Directions: From the records below, copy each line in which the string "Mantenimiento" occurs.

───

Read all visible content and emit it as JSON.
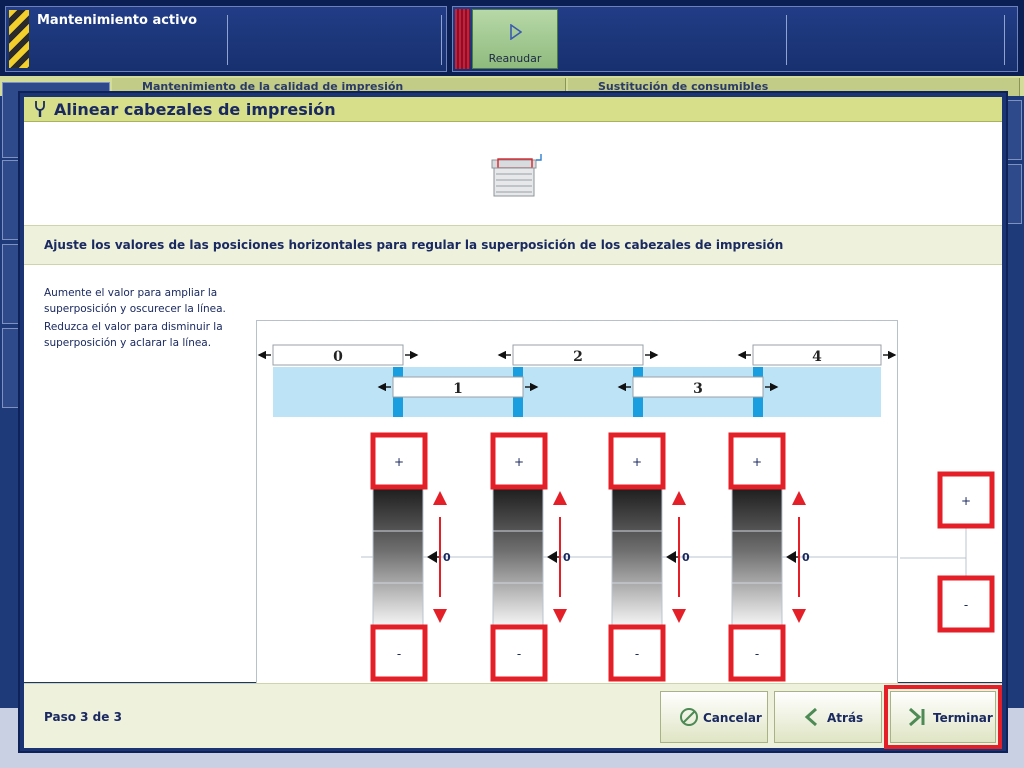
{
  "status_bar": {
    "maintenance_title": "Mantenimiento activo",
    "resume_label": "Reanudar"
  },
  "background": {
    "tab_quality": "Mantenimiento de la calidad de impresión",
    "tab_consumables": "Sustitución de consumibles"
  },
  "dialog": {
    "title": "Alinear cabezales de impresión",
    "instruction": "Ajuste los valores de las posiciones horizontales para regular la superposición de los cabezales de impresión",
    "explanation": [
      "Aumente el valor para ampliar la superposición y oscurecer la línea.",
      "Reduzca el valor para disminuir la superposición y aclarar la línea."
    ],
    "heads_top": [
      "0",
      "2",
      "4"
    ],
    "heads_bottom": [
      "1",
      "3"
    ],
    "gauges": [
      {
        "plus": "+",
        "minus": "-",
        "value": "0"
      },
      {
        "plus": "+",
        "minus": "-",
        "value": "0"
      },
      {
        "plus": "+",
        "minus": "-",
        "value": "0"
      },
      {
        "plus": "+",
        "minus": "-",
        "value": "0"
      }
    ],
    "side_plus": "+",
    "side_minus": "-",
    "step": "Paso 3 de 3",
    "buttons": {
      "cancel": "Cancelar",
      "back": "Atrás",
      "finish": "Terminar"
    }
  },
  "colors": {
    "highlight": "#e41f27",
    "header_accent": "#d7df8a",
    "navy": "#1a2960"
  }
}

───

Solution below:
    "maintenance_title": "Mantenimiento activo",
    "tab_quality": "Mantenimiento de la calidad de impresión",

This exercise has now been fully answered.